In the recent Employment Appeal Tribunal (EAT) case of Colomar Mari v Reuters LtdUKEAT/0539/13, the EAT considered whether an employee who said she was too ill to resign for 18 months and who received 39 weeks’ sick pay during that period had affirmed her contract.
Constructive unfair dismissal claims are often tricky for Claimants to bring as they must show that:
- There has been a repudiatory breach of contract by the employer;
- They have accepted that breach (or breaches), and treated the contract as having been terminated by such breach (without or without notice);
- They have resigned in response to the breach (and not for another reason); and
- They must not wait too long to accept the breach. Basically, the resignation should follow on quickly from the repudiatory breach, otherwise there may be issues with causation
Employers will often, in addition to denying there has been a repudiatory breach, argue in their defence to a constructive unfair dismissal claim that the employee has “waived” the alleged repudiatory breach and has “affirmed the contract”. Affirmation simply means that the employee has waited too long to resign, has not acted in response to the repudiatory breach, and has effectively treated the employment contract as continuing.
Affirmation can be implied if the employee requires the employer to perform its obligations under its contract or indicates an intention to continue their contract with the employer.
Ms Mari commenced work as a systems support analyst at Reuters Ltd (“Reuters”) in October 2004. She was on sick leave with stress, anxiety and depression for most of 2008 and again from August 2010 to April 2012, when she resigned.
Ms Mari brought a constructive unfair dismissal claim at the Employment Tribunal (ET). She complained about the way she was treated by management and colleagues and stated that this resulted in her long-term sick leave in 2008. When Ms Mari returned to work, she stated that she had been effectively demoted and treated unfairly by her male colleagues. She raised a grievance and subsequently went on sick leave again in 2010.

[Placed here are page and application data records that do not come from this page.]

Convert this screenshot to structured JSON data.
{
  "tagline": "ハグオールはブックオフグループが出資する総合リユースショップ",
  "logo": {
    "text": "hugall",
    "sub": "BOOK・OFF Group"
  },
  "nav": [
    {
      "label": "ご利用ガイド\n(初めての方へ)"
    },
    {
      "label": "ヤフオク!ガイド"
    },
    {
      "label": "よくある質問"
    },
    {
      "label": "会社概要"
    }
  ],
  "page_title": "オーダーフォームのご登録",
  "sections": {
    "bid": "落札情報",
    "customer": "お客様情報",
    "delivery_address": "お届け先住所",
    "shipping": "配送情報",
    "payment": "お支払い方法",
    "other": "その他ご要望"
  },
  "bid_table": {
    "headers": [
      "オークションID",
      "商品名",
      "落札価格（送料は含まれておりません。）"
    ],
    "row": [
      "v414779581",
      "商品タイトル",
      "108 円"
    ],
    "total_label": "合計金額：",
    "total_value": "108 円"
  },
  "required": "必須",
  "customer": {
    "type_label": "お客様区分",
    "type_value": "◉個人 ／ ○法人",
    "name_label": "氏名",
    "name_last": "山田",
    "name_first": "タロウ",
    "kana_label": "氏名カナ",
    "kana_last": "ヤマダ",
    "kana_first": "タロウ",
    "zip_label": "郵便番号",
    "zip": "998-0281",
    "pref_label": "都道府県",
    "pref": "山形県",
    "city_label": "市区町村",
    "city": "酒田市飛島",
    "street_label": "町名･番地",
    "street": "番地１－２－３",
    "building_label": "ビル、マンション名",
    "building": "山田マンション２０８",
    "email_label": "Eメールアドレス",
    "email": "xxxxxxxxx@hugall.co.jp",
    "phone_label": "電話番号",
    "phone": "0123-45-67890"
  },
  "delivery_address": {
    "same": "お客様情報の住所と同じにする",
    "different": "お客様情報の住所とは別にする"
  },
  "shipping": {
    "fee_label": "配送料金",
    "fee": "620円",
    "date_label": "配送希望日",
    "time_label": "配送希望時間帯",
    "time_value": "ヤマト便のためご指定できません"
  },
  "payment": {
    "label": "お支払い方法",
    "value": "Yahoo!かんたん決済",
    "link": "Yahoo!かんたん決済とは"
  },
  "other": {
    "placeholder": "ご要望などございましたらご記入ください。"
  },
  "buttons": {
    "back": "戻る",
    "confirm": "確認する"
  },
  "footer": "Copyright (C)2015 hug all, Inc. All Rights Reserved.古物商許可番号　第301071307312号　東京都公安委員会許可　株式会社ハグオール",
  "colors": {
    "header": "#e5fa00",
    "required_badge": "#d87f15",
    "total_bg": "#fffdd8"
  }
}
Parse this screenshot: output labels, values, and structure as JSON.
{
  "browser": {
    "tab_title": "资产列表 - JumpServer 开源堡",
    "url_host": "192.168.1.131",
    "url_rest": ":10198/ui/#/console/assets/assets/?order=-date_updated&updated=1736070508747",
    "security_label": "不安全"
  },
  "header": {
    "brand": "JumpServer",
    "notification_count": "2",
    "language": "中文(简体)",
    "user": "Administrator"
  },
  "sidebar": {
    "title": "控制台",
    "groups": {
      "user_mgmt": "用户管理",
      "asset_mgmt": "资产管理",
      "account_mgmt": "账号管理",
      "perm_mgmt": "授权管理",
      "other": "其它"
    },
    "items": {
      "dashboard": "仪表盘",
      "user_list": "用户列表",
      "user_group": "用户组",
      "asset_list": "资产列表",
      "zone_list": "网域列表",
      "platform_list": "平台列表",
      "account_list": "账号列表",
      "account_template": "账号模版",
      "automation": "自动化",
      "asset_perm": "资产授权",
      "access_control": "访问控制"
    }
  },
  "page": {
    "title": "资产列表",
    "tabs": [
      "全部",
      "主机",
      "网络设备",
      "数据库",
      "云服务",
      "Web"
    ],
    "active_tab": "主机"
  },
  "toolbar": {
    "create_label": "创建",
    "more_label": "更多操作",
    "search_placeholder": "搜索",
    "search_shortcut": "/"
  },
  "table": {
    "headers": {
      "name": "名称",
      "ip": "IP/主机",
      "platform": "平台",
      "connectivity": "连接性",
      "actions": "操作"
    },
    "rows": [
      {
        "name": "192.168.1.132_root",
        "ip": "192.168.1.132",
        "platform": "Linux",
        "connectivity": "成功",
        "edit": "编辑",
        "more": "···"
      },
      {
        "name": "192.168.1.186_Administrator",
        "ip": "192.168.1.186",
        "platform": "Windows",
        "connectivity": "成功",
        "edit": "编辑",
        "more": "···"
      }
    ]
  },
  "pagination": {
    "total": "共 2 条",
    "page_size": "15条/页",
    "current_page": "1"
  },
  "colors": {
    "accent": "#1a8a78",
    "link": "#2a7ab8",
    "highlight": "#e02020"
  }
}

Ms Mari did not resign until April 2012. The conduct that she described as a “fundamental breakdown of trust and confidence” occurred more than 19 months before that date. She stated, and provided medical evidence to support it, that she was too ill to resign earlier than she had done so.
The ET rejected Ms Mari’s argument that she was too ill to resign and stated that she had affirmed her contract and subsequently dismissed her constructive dismissal claim. In particular, the ET relied on the fact that Ms Mari made repeated requests for access to her work email account, accepted 39 weeks’ sick pay, asked to be considered for permanent health insurance and was involved in discussions regarding her continued employment with Reuters.
The EAT upheld the ET’s decision that Ms Mari had affirmed her contract.
This case reminds us that the concept of affirmation in constructive dismissal cases is very fact specific. The EAT’s decision is consistent with previous cases where employees were on sick leave for significantly shorter periods than Ms Mari but their conduct during sick leave, implied that they intended their contracts to continue.
It is also a reminder that applying for permanent health insurance, which by definition involves remaining an employee, is inconsistent with a constructive dismissal situation.